Data extracts: Begin
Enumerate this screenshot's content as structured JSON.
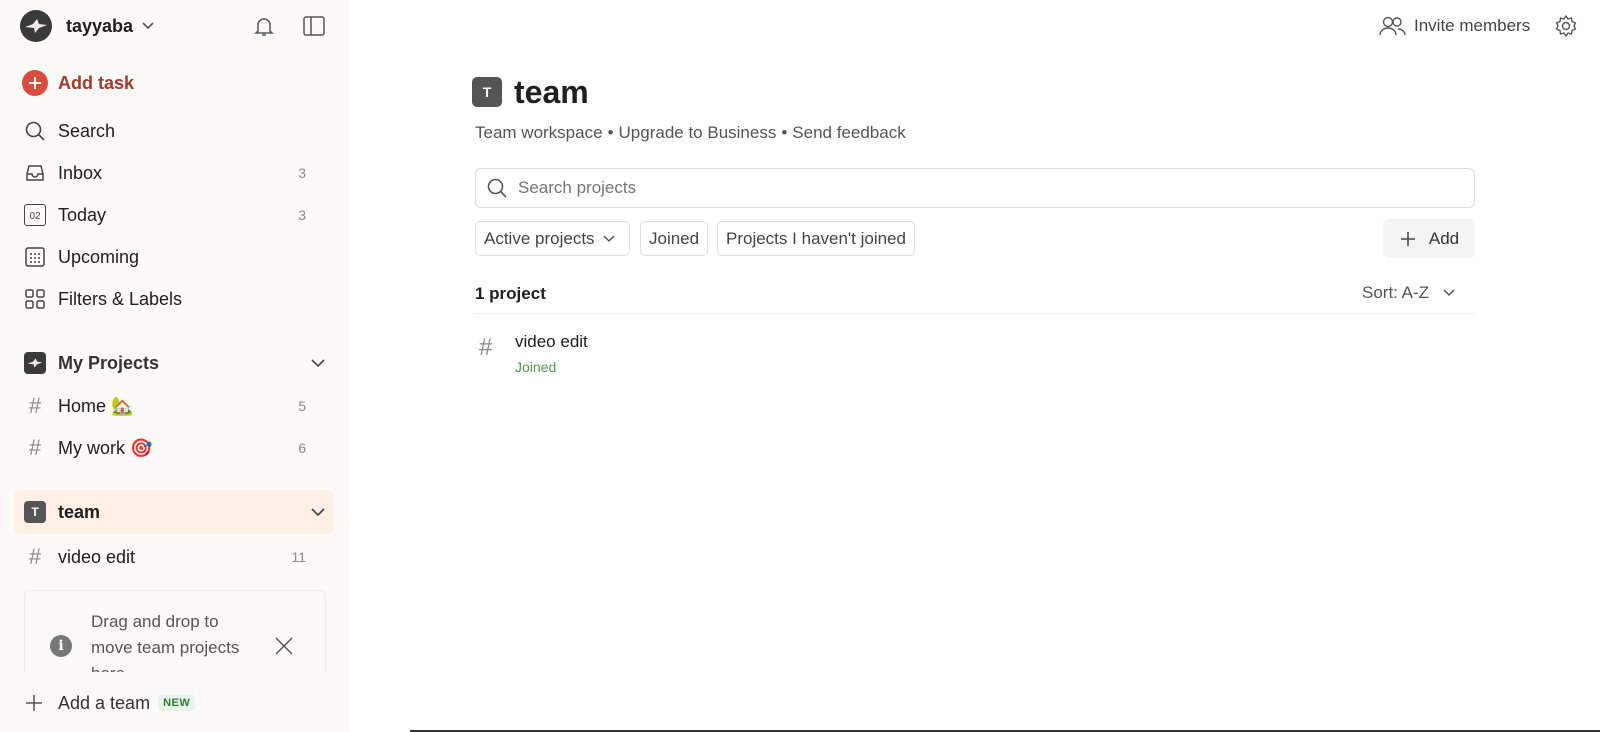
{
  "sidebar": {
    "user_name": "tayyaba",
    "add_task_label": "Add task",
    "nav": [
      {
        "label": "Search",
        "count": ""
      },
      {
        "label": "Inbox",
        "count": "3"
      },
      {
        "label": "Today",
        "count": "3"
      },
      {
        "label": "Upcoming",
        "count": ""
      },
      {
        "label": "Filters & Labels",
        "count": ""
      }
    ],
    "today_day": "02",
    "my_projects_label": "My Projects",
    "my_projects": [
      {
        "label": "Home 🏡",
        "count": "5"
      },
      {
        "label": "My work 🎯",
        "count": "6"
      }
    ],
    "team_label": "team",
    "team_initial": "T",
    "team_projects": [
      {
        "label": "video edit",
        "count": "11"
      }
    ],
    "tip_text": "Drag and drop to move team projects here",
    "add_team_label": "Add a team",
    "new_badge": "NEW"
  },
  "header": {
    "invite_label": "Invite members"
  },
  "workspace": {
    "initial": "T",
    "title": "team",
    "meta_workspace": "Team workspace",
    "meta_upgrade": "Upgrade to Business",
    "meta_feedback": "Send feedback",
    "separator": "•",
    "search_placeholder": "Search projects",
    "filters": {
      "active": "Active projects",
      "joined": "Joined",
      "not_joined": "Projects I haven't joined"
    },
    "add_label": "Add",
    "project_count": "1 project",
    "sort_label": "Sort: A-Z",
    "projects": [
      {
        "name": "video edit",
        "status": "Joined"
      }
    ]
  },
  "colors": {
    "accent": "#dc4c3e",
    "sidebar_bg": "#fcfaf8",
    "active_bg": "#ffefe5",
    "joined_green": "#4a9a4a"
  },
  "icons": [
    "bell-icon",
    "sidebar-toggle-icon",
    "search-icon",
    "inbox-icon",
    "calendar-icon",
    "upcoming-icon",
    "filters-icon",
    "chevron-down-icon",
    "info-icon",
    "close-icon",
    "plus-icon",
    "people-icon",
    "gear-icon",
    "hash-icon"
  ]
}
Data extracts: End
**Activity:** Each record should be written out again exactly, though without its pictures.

**Exercise output:**
Enumerate this screenshot's content as structured JSON.
{
  "sidebar": {
    "user_name": "tayyaba",
    "add_task_label": "Add task",
    "nav": [
      {
        "label": "Search",
        "count": ""
      },
      {
        "label": "Inbox",
        "count": "3"
      },
      {
        "label": "Today",
        "count": "3"
      },
      {
        "label": "Upcoming",
        "count": ""
      },
      {
        "label": "Filters & Labels",
        "count": ""
      }
    ],
    "today_day": "02",
    "my_projects_label": "My Projects",
    "my_projects": [
      {
        "label": "Home 🏡",
        "count": "5"
      },
      {
        "label": "My work 🎯",
        "count": "6"
      }
    ],
    "team_label": "team",
    "team_initial": "T",
    "team_projects": [
      {
        "label": "video edit",
        "count": "11"
      }
    ],
    "tip_text": "Drag and drop to move team projects here",
    "add_team_label": "Add a team",
    "new_badge": "NEW"
  },
  "header": {
    "invite_label": "Invite members"
  },
  "workspace": {
    "initial": "T",
    "title": "team",
    "meta_workspace": "Team workspace",
    "meta_upgrade": "Upgrade to Business",
    "meta_feedback": "Send feedback",
    "separator": "•",
    "search_placeholder": "Search projects",
    "filters": {
      "active": "Active projects",
      "joined": "Joined",
      "not_joined": "Projects I haven't joined"
    },
    "add_label": "Add",
    "project_count": "1 project",
    "sort_label": "Sort: A-Z",
    "projects": [
      {
        "name": "video edit",
        "status": "Joined"
      }
    ]
  },
  "colors": {
    "accent": "#dc4c3e",
    "sidebar_bg": "#fcfaf8",
    "active_bg": "#ffefe5",
    "joined_green": "#4a9a4a"
  },
  "icons": [
    "bell-icon",
    "sidebar-toggle-icon",
    "search-icon",
    "inbox-icon",
    "calendar-icon",
    "upcoming-icon",
    "filters-icon",
    "chevron-down-icon",
    "info-icon",
    "close-icon",
    "plus-icon",
    "people-icon",
    "gear-icon",
    "hash-icon"
  ]
}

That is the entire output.